* _TASK STATEMENT_:
Report the tally of lines in the material below that have the string "this", with no other output.

--- SUPPLIED INFORMATION Enclosed Below ---

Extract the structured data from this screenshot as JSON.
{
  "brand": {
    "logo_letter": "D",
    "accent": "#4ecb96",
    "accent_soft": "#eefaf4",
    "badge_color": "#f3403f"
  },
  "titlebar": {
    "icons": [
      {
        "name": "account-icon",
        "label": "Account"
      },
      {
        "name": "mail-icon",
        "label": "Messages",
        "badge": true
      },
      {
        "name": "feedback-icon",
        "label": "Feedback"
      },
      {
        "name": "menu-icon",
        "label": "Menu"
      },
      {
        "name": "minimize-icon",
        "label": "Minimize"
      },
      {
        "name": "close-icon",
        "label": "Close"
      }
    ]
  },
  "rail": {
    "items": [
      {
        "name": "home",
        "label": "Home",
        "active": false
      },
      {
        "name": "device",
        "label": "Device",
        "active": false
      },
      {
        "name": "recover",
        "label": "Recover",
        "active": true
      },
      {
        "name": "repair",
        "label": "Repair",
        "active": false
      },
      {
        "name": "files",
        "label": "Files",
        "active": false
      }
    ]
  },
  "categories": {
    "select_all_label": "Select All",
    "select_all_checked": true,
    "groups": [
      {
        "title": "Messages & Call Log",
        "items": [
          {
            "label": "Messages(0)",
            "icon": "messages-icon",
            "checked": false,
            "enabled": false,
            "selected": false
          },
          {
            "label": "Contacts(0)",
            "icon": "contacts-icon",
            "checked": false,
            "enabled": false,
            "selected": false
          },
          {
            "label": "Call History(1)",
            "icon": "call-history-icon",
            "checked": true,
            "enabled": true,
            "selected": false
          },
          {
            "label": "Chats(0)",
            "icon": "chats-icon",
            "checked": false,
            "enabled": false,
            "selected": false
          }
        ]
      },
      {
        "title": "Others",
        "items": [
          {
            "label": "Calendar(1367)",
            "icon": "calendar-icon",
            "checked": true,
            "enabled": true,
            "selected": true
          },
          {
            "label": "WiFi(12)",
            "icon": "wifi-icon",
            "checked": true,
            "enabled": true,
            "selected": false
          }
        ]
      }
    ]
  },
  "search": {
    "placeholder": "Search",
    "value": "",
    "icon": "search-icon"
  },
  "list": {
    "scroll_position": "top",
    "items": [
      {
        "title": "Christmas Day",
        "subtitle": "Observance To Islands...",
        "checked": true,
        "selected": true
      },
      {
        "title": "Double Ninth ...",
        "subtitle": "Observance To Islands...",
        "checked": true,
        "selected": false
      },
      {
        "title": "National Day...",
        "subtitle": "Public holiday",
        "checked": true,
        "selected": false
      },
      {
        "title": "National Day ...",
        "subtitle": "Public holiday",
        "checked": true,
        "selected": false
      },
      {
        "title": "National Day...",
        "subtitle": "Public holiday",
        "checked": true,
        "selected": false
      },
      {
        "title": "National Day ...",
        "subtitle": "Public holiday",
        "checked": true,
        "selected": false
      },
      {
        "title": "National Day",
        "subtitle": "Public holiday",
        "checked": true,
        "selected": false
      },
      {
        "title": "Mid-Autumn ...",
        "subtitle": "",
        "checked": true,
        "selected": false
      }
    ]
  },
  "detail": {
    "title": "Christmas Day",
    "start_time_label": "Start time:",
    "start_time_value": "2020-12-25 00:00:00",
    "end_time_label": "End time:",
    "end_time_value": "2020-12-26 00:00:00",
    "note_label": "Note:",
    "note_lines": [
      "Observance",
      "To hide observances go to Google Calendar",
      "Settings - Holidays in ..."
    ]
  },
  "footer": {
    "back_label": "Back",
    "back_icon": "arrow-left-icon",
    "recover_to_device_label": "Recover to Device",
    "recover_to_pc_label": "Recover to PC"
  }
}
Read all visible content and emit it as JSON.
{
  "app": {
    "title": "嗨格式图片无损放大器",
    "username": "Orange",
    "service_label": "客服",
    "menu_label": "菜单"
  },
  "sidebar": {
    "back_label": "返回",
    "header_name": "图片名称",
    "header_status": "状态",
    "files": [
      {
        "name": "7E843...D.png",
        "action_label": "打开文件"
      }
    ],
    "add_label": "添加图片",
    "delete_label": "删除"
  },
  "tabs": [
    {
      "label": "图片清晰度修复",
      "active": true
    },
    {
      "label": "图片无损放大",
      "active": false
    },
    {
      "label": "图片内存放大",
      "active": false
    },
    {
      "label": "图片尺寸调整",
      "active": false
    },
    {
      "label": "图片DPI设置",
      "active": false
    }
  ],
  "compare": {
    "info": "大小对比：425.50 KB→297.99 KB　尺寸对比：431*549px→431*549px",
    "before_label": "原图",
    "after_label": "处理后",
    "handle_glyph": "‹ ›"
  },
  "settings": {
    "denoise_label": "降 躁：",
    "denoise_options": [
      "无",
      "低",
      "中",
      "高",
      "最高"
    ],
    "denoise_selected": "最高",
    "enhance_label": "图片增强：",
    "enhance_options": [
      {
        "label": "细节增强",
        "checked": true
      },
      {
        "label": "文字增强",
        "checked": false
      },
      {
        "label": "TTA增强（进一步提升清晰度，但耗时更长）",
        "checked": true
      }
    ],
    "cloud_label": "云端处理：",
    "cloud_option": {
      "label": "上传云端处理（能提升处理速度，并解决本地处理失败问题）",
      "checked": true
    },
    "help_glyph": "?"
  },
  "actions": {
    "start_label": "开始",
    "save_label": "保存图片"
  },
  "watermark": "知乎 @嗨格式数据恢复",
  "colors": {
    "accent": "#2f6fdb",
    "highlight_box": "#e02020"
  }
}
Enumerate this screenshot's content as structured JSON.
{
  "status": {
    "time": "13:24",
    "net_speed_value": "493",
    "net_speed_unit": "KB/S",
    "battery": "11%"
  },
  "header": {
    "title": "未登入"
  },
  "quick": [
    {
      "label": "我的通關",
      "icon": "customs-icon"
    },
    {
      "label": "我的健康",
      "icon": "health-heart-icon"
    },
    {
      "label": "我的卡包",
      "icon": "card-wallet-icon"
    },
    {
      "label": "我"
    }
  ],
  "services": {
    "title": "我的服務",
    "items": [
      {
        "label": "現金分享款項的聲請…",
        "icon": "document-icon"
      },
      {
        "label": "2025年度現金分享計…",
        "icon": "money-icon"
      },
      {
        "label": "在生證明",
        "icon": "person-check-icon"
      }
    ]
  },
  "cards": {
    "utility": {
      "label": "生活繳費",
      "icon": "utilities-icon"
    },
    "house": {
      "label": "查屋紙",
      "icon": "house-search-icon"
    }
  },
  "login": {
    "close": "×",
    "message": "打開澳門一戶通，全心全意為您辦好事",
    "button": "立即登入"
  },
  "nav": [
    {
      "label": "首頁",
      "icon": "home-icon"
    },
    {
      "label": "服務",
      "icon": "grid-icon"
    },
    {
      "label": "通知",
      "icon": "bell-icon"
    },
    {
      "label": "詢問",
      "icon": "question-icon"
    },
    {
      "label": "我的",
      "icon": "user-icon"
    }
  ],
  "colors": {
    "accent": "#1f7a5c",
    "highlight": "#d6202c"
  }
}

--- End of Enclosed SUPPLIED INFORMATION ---

* _RESULT OF THE TASK_:
2